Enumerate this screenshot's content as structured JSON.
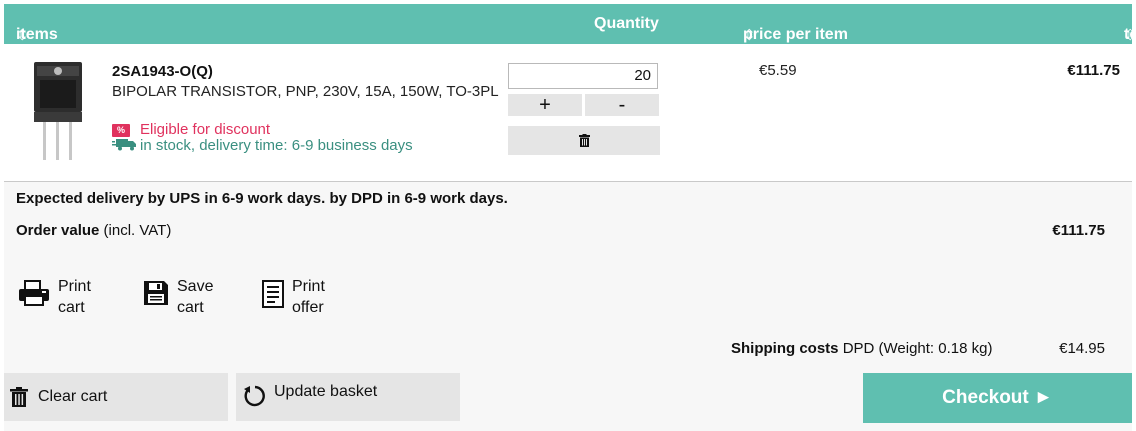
{
  "header": {
    "items_label": "items",
    "quantity_label": "Quantity",
    "price_label": "price per item",
    "total_label": "total",
    "sort_glyph": "⇳"
  },
  "item": {
    "part_number": "2SA1943-O(Q)",
    "description": "BIPOLAR TRANSISTOR, PNP, 230V, 15A, 150W, TO-3PL",
    "discount_badge": "%",
    "discount_text": "Eligible for discount",
    "stock_text": "in stock,",
    "delivery_text": "delivery time: 6-9 business days",
    "quantity": "20",
    "plus_label": "+",
    "minus_label": "-",
    "unit_price": "€5.59",
    "line_total": "€111.75"
  },
  "summary": {
    "delivery_note": "Expected delivery by UPS in 6-9 work days. by DPD in 6-9 work days.",
    "order_value_label": "Order value",
    "order_value_suffix": "(incl. VAT)",
    "order_value": "€111.75",
    "print_cart": [
      "Print",
      "cart"
    ],
    "save_cart": [
      "Save",
      "cart"
    ],
    "print_offer": [
      "Print",
      "offer"
    ],
    "shipping_label": "Shipping costs",
    "shipping_detail": "DPD (Weight: 0.18 kg)",
    "shipping_cost": "€14.95"
  },
  "actions": {
    "clear_cart": "Clear cart",
    "update_basket": "Update basket",
    "checkout": "Checkout ►"
  },
  "colors": {
    "accent": "#5fbfb0",
    "discount": "#e0325e",
    "stock": "#3a8f80",
    "button_gray": "#e5e5e5"
  }
}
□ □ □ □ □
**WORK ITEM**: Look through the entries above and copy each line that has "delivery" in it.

**ANSWER TO THE PROBLEM**:
    "delivery_text": "delivery time: 6-9 business days",
    "delivery_note": "Expected delivery by UPS in 6-9 work days. by DPD in 6-9 work days.",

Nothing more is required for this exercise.